# Word problem for braid group using a representation

Problem1The word problem for braid groups

Input: $$w$$ is a word of length $$l$$ from the presentation $$\langle \sigma_1,\sigma_2,\ldots,\sigma_{n-1} \mid \sigma_{i+1}\sigma_i\sigma_{i+1} = \sigma_i\sigma_{i+1}\sigma_i, \sigma_i\sigma_j = \sigma_j\sigma_i \rangle$$ where $$|i-j|\neq 1$$.

Output: Return true if $$w$$ is the identity, else return false.

The word problem for braid group was solved a long time ago with Artin combing. It requires one to express pure braid group $$P_n$$ as a semidirect product of free groups $$F_1,\ldots,F_{n-1}$$. It is slow and quite difficult, at least I wasn't able to come up with an explicit algorithm for it.

Another way was to create a faithful homomorphism $$^*: B_n \to \mathop{\mathrm{Aut}}(F_n)$$. This is what I implemented in Haskell.

If $$B_n \to \mathop{\mathrm{Aut}}(F_n)$$ is faithful and it sends $$w$$ to $$w^*$$, then $$w$$ is $$I$$ iff $$w^*(a) = a$$ for every generator $$a$$ of $$F_n$$.

In the a survey by Jonathan Boiser, there is one explicate map. Defined as $\sigma_i^*(t_j) = \begin{cases} t_j & \text{if } j\neq i, i+1 \\ t_{i+1} & \text{if } j=i \\ t_{i+1}t_it^{-1}_{i+1} & \text{if } j=i+1\\ \end{cases}$

Where $$t_i$$ are generators of $$F_n$$, and $$\sigma_i$$ are the generators of the braid group. The inverse can easily be found.

Using a recursive definition. Let any word of the form $$(\sigma_i w)^*$$ be $$\sigma_i^* \circ w^*$$. The algorithm is obvious. Test if $$w^*(t_i) = t_i$$ for every generator in $$F_n$$ is applying a list of $$\sigma_i$$ to elements in $$F_n$$.

I wrote the program in Haskell, and posted it on github.

The analysis: Given a word with length $$l$$ in $$B_n$$, how long does it take to solve the problem with this algorithm? Each application of $$\sigma_i^*(u)$$ to some word $$u$$ takes $$O(|u|)$$ time. One then free reduce. $$\sigma_i$$ is applied $$l$$ times.

An application of $$\sigma_i^*$$ can potentially triple the length of the word. If one shows that it can only increase the length of the word by a constant term(given one started from a generator), then we have a $$O(l^2 n)$$ algorithm.
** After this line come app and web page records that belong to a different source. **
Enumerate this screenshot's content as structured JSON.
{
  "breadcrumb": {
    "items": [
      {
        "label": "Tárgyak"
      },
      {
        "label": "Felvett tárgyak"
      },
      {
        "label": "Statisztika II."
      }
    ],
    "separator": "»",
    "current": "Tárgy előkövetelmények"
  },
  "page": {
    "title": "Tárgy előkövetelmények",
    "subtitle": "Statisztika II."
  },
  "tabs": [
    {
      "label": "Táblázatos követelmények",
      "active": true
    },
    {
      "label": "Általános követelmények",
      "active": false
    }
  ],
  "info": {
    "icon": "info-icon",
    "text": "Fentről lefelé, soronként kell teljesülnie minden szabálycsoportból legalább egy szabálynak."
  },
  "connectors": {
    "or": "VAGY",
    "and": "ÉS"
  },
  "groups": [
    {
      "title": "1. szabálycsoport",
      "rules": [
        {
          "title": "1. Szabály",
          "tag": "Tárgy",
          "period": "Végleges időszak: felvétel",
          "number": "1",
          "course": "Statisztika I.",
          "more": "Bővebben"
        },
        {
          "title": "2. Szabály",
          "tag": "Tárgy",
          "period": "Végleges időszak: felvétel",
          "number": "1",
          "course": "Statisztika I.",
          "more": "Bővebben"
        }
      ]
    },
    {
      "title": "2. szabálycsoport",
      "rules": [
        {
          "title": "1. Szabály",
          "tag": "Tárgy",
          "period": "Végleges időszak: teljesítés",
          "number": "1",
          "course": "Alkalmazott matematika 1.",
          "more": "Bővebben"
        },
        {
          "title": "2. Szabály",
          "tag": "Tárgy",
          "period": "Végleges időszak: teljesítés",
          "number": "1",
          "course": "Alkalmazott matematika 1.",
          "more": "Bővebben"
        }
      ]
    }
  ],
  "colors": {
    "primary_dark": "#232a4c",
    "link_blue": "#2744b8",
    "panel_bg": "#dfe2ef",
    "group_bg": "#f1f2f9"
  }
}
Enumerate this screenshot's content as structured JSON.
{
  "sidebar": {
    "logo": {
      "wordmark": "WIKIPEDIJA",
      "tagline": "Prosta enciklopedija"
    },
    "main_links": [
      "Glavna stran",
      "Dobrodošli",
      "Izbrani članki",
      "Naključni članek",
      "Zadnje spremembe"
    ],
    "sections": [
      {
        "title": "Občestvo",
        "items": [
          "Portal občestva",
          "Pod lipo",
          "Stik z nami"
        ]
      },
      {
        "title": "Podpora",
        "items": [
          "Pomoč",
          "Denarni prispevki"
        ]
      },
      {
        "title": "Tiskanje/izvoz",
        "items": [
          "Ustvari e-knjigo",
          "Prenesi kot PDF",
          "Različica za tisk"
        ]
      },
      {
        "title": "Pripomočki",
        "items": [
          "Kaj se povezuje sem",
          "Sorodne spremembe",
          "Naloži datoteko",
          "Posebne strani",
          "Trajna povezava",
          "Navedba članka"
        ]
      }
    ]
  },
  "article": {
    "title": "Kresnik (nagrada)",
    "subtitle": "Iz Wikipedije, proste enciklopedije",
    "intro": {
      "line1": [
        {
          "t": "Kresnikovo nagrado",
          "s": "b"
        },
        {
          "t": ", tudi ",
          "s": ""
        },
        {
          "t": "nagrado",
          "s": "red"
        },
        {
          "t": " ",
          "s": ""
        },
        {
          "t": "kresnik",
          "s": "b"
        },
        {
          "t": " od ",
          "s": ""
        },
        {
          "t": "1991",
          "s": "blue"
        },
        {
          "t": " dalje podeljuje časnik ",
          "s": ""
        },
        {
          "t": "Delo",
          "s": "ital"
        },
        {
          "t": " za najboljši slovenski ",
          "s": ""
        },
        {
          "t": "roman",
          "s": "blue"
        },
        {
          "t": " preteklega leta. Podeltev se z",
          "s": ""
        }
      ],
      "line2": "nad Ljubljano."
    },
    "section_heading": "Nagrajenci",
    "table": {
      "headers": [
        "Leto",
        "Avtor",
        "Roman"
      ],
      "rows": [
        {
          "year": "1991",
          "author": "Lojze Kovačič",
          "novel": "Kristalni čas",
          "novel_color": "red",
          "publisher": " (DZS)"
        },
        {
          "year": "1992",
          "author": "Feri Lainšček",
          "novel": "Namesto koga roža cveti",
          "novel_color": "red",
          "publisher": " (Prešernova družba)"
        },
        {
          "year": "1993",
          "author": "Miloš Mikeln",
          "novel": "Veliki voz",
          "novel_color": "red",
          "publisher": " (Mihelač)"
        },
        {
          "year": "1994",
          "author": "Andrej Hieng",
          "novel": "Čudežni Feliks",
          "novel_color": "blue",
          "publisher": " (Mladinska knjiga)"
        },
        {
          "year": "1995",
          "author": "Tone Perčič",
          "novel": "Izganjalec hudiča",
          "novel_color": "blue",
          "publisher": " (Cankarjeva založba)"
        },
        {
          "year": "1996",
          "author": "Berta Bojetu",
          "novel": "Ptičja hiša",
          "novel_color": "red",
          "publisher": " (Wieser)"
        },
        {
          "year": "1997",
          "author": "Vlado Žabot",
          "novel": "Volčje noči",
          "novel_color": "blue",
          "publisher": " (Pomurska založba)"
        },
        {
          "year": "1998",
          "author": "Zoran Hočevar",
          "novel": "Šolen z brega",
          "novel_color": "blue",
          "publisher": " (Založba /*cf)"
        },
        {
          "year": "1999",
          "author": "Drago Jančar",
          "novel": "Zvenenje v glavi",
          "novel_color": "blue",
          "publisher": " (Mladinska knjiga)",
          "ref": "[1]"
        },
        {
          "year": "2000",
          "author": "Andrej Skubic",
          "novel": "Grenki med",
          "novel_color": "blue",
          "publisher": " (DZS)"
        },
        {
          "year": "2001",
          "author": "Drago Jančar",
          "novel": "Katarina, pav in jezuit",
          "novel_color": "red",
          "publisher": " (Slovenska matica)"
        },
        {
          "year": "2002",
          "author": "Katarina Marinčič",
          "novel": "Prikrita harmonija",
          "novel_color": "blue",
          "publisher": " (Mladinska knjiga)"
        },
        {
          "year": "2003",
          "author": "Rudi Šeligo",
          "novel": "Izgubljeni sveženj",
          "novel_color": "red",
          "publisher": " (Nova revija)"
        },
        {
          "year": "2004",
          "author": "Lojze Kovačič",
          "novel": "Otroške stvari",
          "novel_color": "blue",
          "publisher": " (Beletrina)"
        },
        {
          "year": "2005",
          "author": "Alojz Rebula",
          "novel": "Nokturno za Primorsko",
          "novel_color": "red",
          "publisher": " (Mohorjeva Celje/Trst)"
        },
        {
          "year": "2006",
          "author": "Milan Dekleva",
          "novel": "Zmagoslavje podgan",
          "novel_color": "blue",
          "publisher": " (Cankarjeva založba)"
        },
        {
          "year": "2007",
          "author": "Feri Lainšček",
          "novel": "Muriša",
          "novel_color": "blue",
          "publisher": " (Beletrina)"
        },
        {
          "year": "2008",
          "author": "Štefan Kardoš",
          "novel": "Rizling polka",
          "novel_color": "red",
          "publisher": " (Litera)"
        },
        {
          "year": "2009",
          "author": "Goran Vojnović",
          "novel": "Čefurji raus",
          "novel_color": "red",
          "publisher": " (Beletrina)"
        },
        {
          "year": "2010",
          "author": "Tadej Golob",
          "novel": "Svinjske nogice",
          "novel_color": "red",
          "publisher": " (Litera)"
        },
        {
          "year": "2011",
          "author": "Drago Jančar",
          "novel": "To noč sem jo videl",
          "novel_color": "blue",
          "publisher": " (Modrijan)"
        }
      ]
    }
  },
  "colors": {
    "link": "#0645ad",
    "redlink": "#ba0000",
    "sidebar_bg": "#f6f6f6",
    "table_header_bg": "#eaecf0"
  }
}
Braid groups are automatic. If this natural algorithm solves the problem in $$O(l^2 n)$$ time, it is not a surprise. However, it is likely not true. The running time is more likely to be $$O(c^l n)$$ for some constant $$c$$. Although I can prove neither $$\sigma_i^*$$ and increase the length by a constant factor or by a constant. The best known algorithm in 2000 was provided by a paper of Hessam Hamidi-Tehrani. It runs in $$O(l^2 n + l n \log n)$$ time, and was proved with advanced techniques.

Update 06/24/2011: Siegel provided a example in $$B_3$$ where the algorithm run in exponential time. $$((\sigma_2\sigma_1^{-1})^n)^*(t_1)$$.

If we define $$a_n,b_n,c_n$$ to be the amount of $$t_1,t_2,t_3$$ (include it's inverses) at step $$n$$, ignoring the possibility of cancellation. We have the following recurrence relation.

\begin{align*} a_{n+1} &= 2a_n + b_n\\ b_{n+1} &= c_n\\ c_{n+1} &= a_n+2c_n\\ \end{align*}

One can show $$a_n+b_n+c_n = 2F_{2n+1}-1$$. It is also true that cancellations are not possible.

Posted by Chao Xu on 2011-06-23.
Tags: braid group, BSU REU, group theory, Haskell.